    ... on CollectionError {}
  }
}

This way of handling errors at every level is not friendly for front-end developers. It's too much to type in a query and too many branches to handle in the code.

Part 3. Error propagation

We also have to remember to not disrupt GraphQL semantics of error propagation. If an error occurs in one place in the query, it propagates upwards in the tree till the first non-null field occurs. This does not happen with error types in schema. It is important to model these schema error types for only specific use-cases. This goes back to Part 1: Action-ables — we design these types for actions that the end-user or customer can take.

The Problem type

Poison Ivy vs Blue beetle

Naming is half the battle in GraphQL. Since the name error is already taken by the GraphQL language (response.errors), it would be confusing to name our error types in schema as Error. As we did before to look for inspirations, there is a well-defined concept in IEFT — RFC 7807 — Problem details for HTTP API. So, we are going to call all our errors in schema as Problems and as it has always been, all other errors as errors.

The above register schema with the problem type would look like this —

type Mutation {
  register(email: String!, password: String!): RegisterResult
}

union RegisterResult = RegisterSuccess | RegiterProblem

type RegisterSuccess {
  id: ID!
  email: String!
}

type RegisterProblem {
  "translated message encompassing all invalid inputs"
  title: String!
  invalidInputs: [RegisterInvalidInput]
}

type InvalidInput {
  field: RegisterInvalidInputField!
  "translated message"
  message: String!
}

enum RegisterInvalidInputField {
  EMAIL
  PASSWORD
}

Problem or Error

Portrait of an Ape
Photo by Rob Schreckhise / Unsplash

Problem refers to the error as a schema type. Error refers to the error that appears in the reponse.errors array with an error code at error.extensions.code.

Case 1: Resource Not Found

This is a bug in the system in case of navigation.
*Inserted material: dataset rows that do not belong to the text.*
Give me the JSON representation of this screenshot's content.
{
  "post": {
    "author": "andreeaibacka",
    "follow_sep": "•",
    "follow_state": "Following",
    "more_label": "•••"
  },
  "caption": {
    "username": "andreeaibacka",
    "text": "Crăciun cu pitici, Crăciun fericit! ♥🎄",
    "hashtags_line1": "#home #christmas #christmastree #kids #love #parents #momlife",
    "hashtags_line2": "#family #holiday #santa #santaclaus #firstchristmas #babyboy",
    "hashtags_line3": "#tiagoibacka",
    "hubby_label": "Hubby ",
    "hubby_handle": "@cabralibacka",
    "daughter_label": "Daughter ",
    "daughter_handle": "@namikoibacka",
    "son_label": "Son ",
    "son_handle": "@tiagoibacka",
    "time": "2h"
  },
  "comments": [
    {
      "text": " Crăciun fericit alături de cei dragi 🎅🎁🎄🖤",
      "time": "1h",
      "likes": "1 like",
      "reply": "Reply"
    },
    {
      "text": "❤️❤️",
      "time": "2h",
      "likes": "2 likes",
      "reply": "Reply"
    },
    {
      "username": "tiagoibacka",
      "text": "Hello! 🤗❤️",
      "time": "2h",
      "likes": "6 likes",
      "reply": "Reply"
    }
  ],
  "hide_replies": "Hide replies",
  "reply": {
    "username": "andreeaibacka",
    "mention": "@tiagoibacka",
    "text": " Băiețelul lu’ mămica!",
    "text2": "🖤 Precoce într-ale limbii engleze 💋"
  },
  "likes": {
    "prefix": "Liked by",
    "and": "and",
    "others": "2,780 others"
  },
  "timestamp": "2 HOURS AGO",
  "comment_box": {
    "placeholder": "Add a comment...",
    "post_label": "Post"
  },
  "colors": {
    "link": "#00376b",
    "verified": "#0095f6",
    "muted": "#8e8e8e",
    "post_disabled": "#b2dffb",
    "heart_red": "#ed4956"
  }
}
If the user navigates from the home page to a product page, and they end up in a 404 page, it means that some service provided an id that is already not found. It's not something because the user entered some input. Also, these errors need to be propagated. So, this becomes an Error with an error code as NOT_FOUND and not a Problem.

Case 2: Authorization

Authorization errors are of the Error type and do not fit a problem type. Here, the action taker looks like it's the customer who needs to login. But, the UI can take an action here and show a login dialog box to the customer. In apps, the app decides to take the customer to the login view. The action really belongs to the Front-end and only then the customer. So, we model it for the consumer / front-end as an Error with error code NOT_AUTHORIZED and not a Problem.

Case 3: Mutation Inputs

This is the only case where it is important to construct Problem types. This contains inputs directly from the customer, and only the customer can take an action for this. So, we model these errors as Problems and not Errors.

Case 4: All other bugs / errors

Any runtime exception in the code or Internal Server Errors from any backends that the GraphQL layer connects to should be modeled as Error and need not contain an error code. This way it is easy for front-end to treat all non error code responses as Internal Server Errors and take an action accordingly — to retry or show the customer a 500 page.

Conclusion

We have discussed Problem type as a possible solution where the error object in GraphQL response does not suffice the use-cases. But we have to be careful about not overusing this for lot of use-cases where the error extensions already provide enough value.

We have to understand that the Problem type in unnecessary places does make the query and front-end code complicated. Our GraphQL schema should try to simplify and provide a friendly interface.

This blog post got longer than I expected. Thanks for reading it through.

As always, if you have any doubts or comments or questions or fixes for this post, please feel free to tweet to me at @heisenbugger.